Allow the PUB to Assess Eligible Costs

Proper project screening principles suggest that a replacement for Holyrood could have been found at the same cost or preferably less.  It is entirely reasonable to believe that such alternatives were available just as other jurisdictions have done over the past decade.

On the assumption Muskrat will successfully operate, the PUB should be directed to hold a hearing to evaluate the most likely alternatives that were available and identify a specific solution and calculate the cost of service.  The board would then rule that this cost shall be recovered from ratepayers while the remainder of the Muskrat investment and costs would be ruled as imprudent and ineligible for recovery from ratepayers.  The utility and its shareholder, Government, must bear the excess cost.  Former PUB Chair David Vardy agrees this is a legitimate and well understood solution in the practice of utilities governance.

The foreseeable domestic rate in 2021 would likely be about 12 c/KWh.  Avoided would be issues of rate shock and energy sales decline.  Ratepayer revenue would be stable.  Government would also beneficially exit the artificial rate mitigation game and improve its focus where it needs to. 

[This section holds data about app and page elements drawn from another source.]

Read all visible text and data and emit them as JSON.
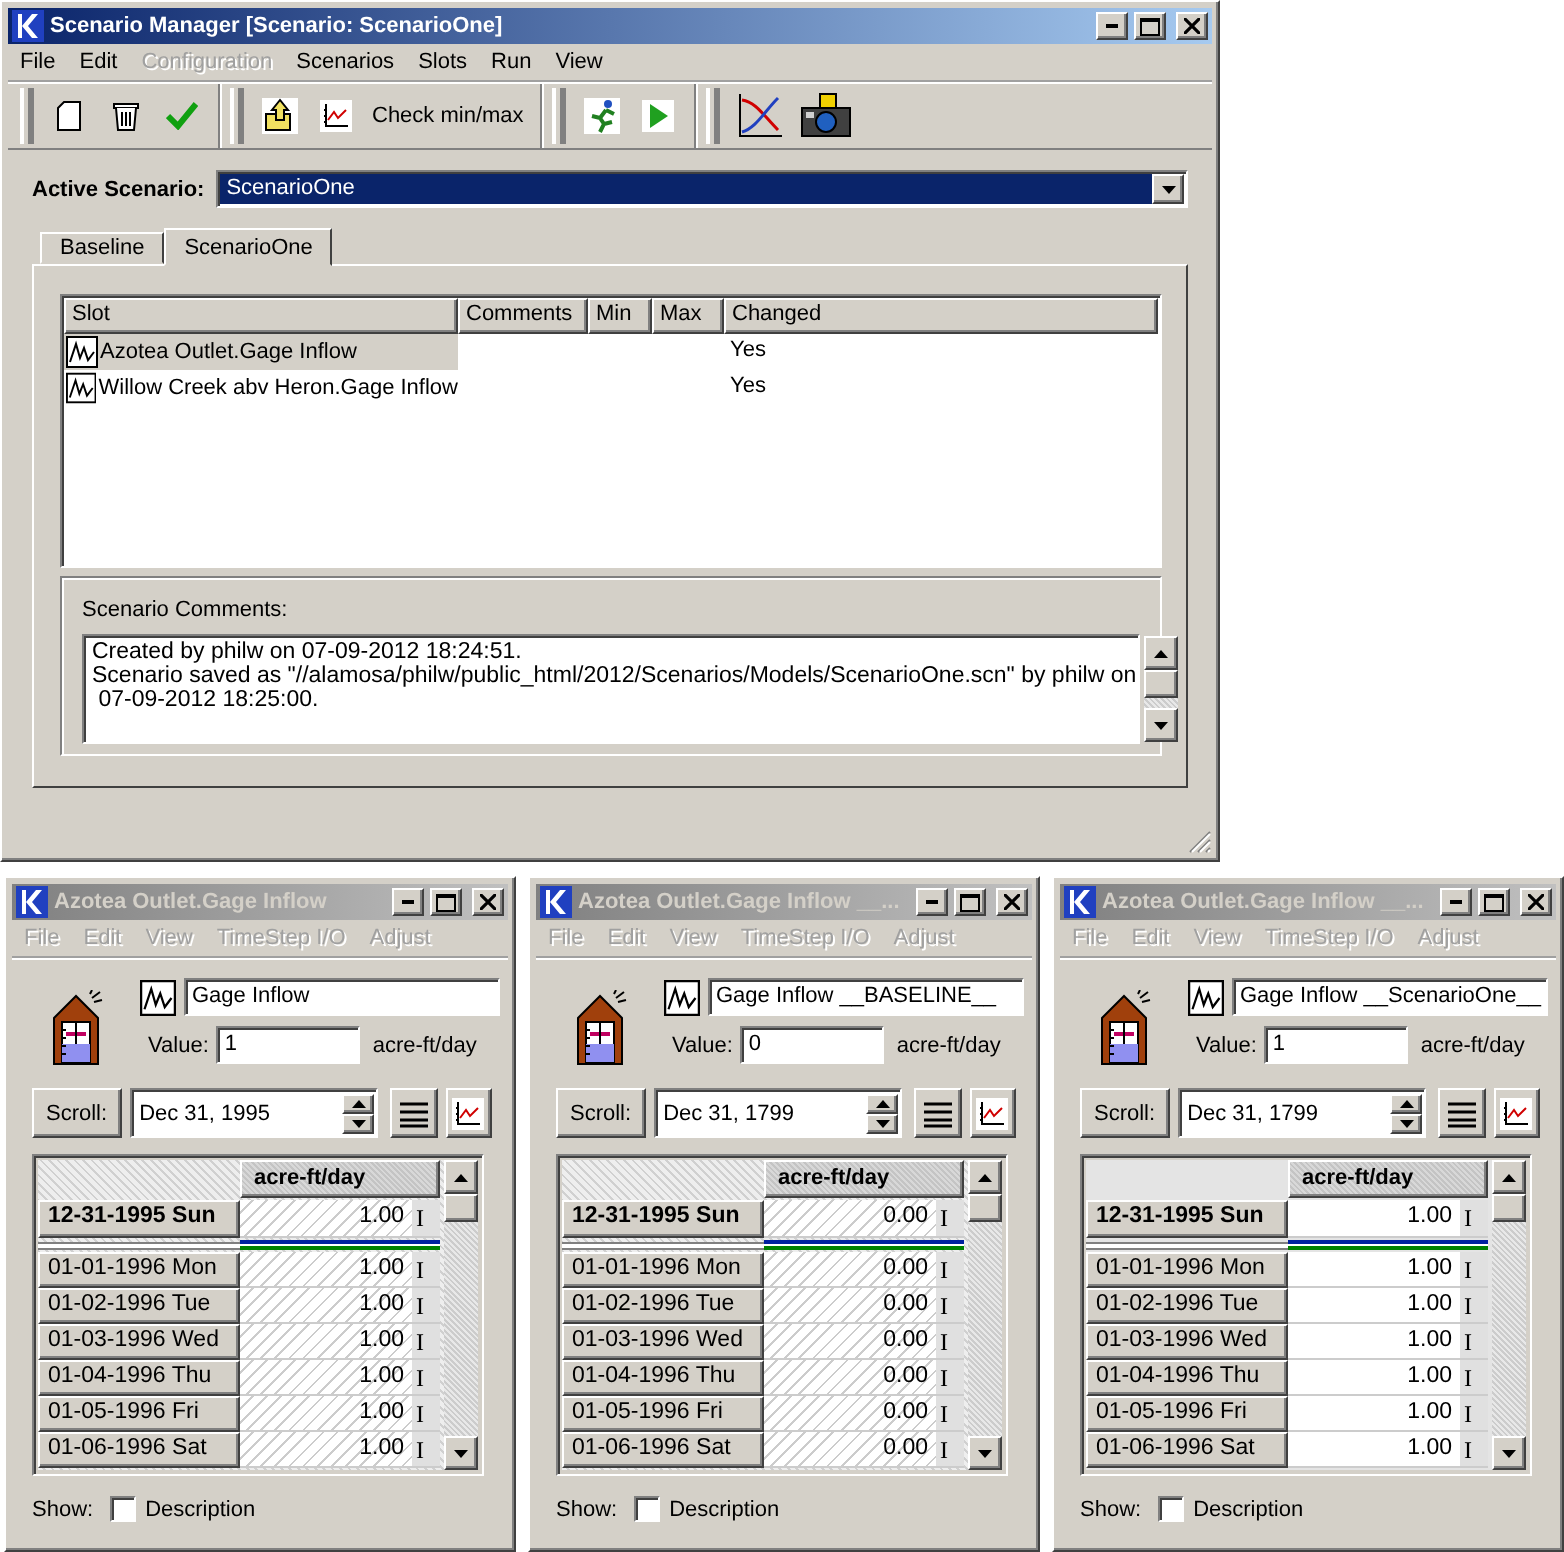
{
  "main": {
    "title": "Scenario Manager [Scenario: ScenarioOne]",
    "active": true,
    "menu": [
      {
        "label": "File",
        "disabled": false
      },
      {
        "label": "Edit",
        "disabled": false
      },
      {
        "label": "Configuration",
        "disabled": true
      },
      {
        "label": "Scenarios",
        "disabled": false
      },
      {
        "label": "Slots",
        "disabled": false
      },
      {
        "label": "Run",
        "disabled": false
      },
      {
        "label": "View",
        "disabled": false
      }
    ],
    "toolbar": {
      "check_label": "Check min/max"
    },
    "active_scenario": {
      "label": "Active Scenario:",
      "value": "ScenarioOne"
    },
    "tabs": [
      {
        "label": "Baseline",
        "selected": false
      },
      {
        "label": "ScenarioOne",
        "selected": true
      }
    ],
    "table": {
      "columns": [
        "Slot",
        "Comments",
        "Min",
        "Max",
        "Changed"
      ],
      "rows": [
        {
          "slot": "Azotea Outlet.Gage Inflow",
          "changed": "Yes",
          "selected": true
        },
        {
          "slot": "Willow Creek abv Heron.Gage Inflow",
          "changed": "Yes",
          "selected": false
        }
      ]
    },
    "comments": {
      "label": "Scenario Comments:",
      "lines": [
        "Created by philw on 07-09-2012 18:24:51.",
        "Scenario saved as \"//alamosa/philw/public_html/2012/Scenarios/Models/ScenarioOne.scn\" by philw on",
        " 07-09-2012 18:25:00."
      ]
    }
  },
  "windows": [
    {
      "title": "Azotea Outlet.Gage Inflow",
      "active": false,
      "menu": [
        "File",
        "Edit",
        "View",
        "TimeStep I/O",
        "Adjust"
      ],
      "slot_name": "Gage Inflow",
      "value_label": "Value:",
      "value": "1",
      "units": "acre-ft/day",
      "scroll_label": "Scroll:",
      "date": "Dec 31, 1995",
      "column": "acre-ft/day",
      "hatched": true,
      "current": {
        "date": "12-31-1995 Sun",
        "value": "1.00",
        "flag": "I"
      },
      "rows": [
        {
          "date": "01-01-1996 Mon",
          "value": "1.00",
          "flag": "I"
        },
        {
          "date": "01-02-1996 Tue",
          "value": "1.00",
          "flag": "I"
        },
        {
          "date": "01-03-1996 Wed",
          "value": "1.00",
          "flag": "I"
        },
        {
          "date": "01-04-1996 Thu",
          "value": "1.00",
          "flag": "I"
        },
        {
          "date": "01-05-1996 Fri",
          "value": "1.00",
          "flag": "I"
        },
        {
          "date": "01-06-1996 Sat",
          "value": "1.00",
          "flag": "I"
        }
      ],
      "show_label": "Show:",
      "description": {
        "label": "Description",
        "checked": false
      }
    },
    {
      "title": "Azotea Outlet.Gage Inflow __...",
      "active": false,
      "menu": [
        "File",
        "Edit",
        "View",
        "TimeStep I/O",
        "Adjust"
      ],
      "slot_name": "Gage Inflow __BASELINE__",
      "value_label": "Value:",
      "value": "0",
      "units": "acre-ft/day",
      "scroll_label": "Scroll:",
      "date": "Dec 31, 1799",
      "column": "acre-ft/day",
      "hatched": true,
      "current": {
        "date": "12-31-1995 Sun",
        "value": "0.00",
        "flag": "I"
      },
      "rows": [
        {
          "date": "01-01-1996 Mon",
          "value": "0.00",
          "flag": "I"
        },
        {
          "date": "01-02-1996 Tue",
          "value": "0.00",
          "flag": "I"
        },
        {
          "date": "01-03-1996 Wed",
          "value": "0.00",
          "flag": "I"
        },
        {
          "date": "01-04-1996 Thu",
          "value": "0.00",
          "flag": "I"
        },
        {
          "date": "01-05-1996 Fri",
          "value": "0.00",
          "flag": "I"
        },
        {
          "date": "01-06-1996 Sat",
          "value": "0.00",
          "flag": "I"
        }
      ],
      "show_label": "Show:",
      "description": {
        "label": "Description",
        "checked": false
      }
    },
    {
      "title": "Azotea Outlet.Gage Inflow __...",
      "active": false,
      "menu": [
        "File",
        "Edit",
        "View",
        "TimeStep I/O",
        "Adjust"
      ],
      "slot_name": "Gage Inflow __ScenarioOne__",
      "value_label": "Value:",
      "value": "1",
      "units": "acre-ft/day",
      "scroll_label": "Scroll:",
      "date": "Dec 31, 1799",
      "column": "acre-ft/day",
      "hatched": false,
      "current": {
        "date": "12-31-1995 Sun",
        "value": "1.00",
        "flag": "I"
      },
      "rows": [
        {
          "date": "01-01-1996 Mon",
          "value": "1.00",
          "flag": "I"
        },
        {
          "date": "01-02-1996 Tue",
          "value": "1.00",
          "flag": "I"
        },
        {
          "date": "01-03-1996 Wed",
          "value": "1.00",
          "flag": "I"
        },
        {
          "date": "01-04-1996 Thu",
          "value": "1.00",
          "flag": "I"
        },
        {
          "date": "01-05-1996 Fri",
          "value": "1.00",
          "flag": "I"
        },
        {
          "date": "01-06-1996 Sat",
          "value": "1.00",
          "flag": "I"
        }
      ],
      "show_label": "Show:",
      "description": {
        "label": "Description",
        "checked": false
      }
    }
  ]
}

The downside is the colossal addition to Government’s long term debt and a substantial increase to the annual deficit.  It is vital, however, that the legacy of Muskrat debt should be parked where it originated. The coming fiscal crisis needs to be fully represented on the books of Government and not pawned off on ratepayers.  A responsible Government would know this is crucial to future negotiations.  We could only wish we had one.    
N.B. David Vardy, a former Chair of the Public Utilities Board, will be posting a related article, building upon the concept raised by PlanetNL. Look for that post on Wednesday.